There are literally way too many insanely gorgeous hikes to write about here, but rest assured I plan to keep adding to this list. If you’re serious about exploring, I highly recommend grabbing a copy of Tim Ernst’s Buffalo River trail book. You can find it here on Amazon. I have one of his books and bring it with me on every hike — it’s full of maps, gps coordinates, detailed trail descriptions, and tips for every season.
Whitaker Point aka The Hawksbill Crag
Probably one of the most Instagrammable spots in the Upper Buffalo, I’m talking about the Hawksbill Crag. This trail is pretty heavily trafficked now, thanks to its popularity, but the view is SO worth it. You are literally overlooking the Earth. It’s a spiritual experience, I often think: this is how God intended the world to look. It’s untouched, wild, rugged, and stunning. Please, please be careful as there are no fences to obscure your view. Many people have died falling off the crag taking photos. Getting to the trailhead is really the only struggle on this hike as it’s located on a gravel/dirt road, like 6 miles of a very narrow road. Yes, I’ve gotten a flat tire up there and there is NO cell service so be prepared to handle it yourself. Check out AllTrails for more on this must-see trail.
There are two ways to see the actual falls, but if you start from the Compton Trailhead, you’ll get to see several vistas showcasing the beauty of the river valley, because starting at the trailhead you’ll descend 1000 feet down to the bottom of the valley. Pray for your knees before you start. You can also see the falls by accessing the trail from the river, which is a short .6-ish jaunt to the tallest waterfall between the Rockies & Appalachians.
Getting back from this trail is the challenging part. If you accessed from the river, you’re golden. Just head back to your kayak or canoe and float away. If you hiked it, I recommend looking up the Old Buffalo River Trail in your handy-dandy Tim Ernst book to get you to the Big Bluff overlook trail. It’s a slower elevation gain but you’ll still be hiking up 1,000 feet. If you take two vehicles you can leave one at each trailhead.
Lost Valley is one of my favorite trails in the area. It’s easily the most accessible and easiest trail, with a good portion flattened out gravel it’s perfect for first-timers, young children, and those whose joints can’t handle the rugged terrain of the previously mentioned trails. Lost Valley offers waterfalls, a cave you can explore, and rugged bluffs that have fallen. It’s like taking a walk back in time. It really reminds me of Jurassic Park. Since Lost Valley is a state park, you’ll have access to restrooms and a water pump, unlike the previously mentioned trails.

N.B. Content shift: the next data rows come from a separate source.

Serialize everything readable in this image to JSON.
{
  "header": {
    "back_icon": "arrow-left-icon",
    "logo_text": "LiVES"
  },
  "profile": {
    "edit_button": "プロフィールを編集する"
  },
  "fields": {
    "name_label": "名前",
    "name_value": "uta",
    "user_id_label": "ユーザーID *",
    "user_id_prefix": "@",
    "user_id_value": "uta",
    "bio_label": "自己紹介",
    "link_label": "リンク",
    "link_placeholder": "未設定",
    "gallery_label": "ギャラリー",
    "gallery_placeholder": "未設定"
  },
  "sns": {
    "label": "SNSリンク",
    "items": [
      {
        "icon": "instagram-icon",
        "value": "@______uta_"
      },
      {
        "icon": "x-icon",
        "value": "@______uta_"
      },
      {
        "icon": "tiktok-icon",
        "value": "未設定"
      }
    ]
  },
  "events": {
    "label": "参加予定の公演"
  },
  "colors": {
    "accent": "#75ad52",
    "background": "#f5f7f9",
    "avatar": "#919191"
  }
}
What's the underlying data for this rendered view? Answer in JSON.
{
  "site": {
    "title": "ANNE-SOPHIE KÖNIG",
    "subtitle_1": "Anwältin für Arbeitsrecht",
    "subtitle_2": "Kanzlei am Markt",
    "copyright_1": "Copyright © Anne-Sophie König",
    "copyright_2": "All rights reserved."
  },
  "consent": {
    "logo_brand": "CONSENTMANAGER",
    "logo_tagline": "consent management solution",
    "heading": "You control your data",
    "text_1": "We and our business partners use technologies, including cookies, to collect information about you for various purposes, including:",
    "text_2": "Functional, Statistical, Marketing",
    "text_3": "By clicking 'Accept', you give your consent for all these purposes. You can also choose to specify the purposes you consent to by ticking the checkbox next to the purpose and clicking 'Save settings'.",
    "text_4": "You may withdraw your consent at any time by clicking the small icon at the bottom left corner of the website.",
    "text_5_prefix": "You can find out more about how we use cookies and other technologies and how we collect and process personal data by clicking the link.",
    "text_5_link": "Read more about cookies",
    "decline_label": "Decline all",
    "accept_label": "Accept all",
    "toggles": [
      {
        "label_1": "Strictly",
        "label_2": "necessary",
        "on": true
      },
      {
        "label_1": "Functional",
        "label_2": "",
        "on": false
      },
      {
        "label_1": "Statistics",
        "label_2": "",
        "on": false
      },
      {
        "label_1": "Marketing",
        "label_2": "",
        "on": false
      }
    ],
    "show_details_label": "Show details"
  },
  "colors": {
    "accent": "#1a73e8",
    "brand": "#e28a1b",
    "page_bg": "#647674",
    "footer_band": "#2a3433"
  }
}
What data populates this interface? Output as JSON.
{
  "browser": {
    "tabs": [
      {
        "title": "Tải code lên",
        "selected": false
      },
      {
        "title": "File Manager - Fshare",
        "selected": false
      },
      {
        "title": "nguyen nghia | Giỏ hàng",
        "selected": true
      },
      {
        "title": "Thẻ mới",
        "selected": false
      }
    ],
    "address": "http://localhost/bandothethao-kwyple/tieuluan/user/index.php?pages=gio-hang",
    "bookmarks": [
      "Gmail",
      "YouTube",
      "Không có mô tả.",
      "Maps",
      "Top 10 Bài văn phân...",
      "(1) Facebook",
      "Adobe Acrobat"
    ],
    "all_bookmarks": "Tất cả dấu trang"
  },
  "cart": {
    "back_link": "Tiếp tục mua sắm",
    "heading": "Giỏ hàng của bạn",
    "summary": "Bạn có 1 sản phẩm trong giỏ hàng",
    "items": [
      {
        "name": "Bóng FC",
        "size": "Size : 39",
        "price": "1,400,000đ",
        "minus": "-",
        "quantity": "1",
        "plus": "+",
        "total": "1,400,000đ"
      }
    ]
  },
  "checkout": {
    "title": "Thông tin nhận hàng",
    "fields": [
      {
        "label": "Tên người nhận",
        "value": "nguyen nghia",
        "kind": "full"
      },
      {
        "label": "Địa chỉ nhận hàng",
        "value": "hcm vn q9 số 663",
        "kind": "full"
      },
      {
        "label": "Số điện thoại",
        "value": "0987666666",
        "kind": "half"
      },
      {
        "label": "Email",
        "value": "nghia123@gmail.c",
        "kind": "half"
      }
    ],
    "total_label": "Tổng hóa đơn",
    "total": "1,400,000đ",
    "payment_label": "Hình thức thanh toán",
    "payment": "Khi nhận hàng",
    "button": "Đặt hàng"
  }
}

This was from a summer hike. Think little-to-no water flowing and jungle-like greenery. I went again in October and can say unequivocally that the trail shines best in the fall. But, if you want to avoid the crowd, summer is your time — just try to plan around a good rain.
Just bring some good boots because these trails get muddy.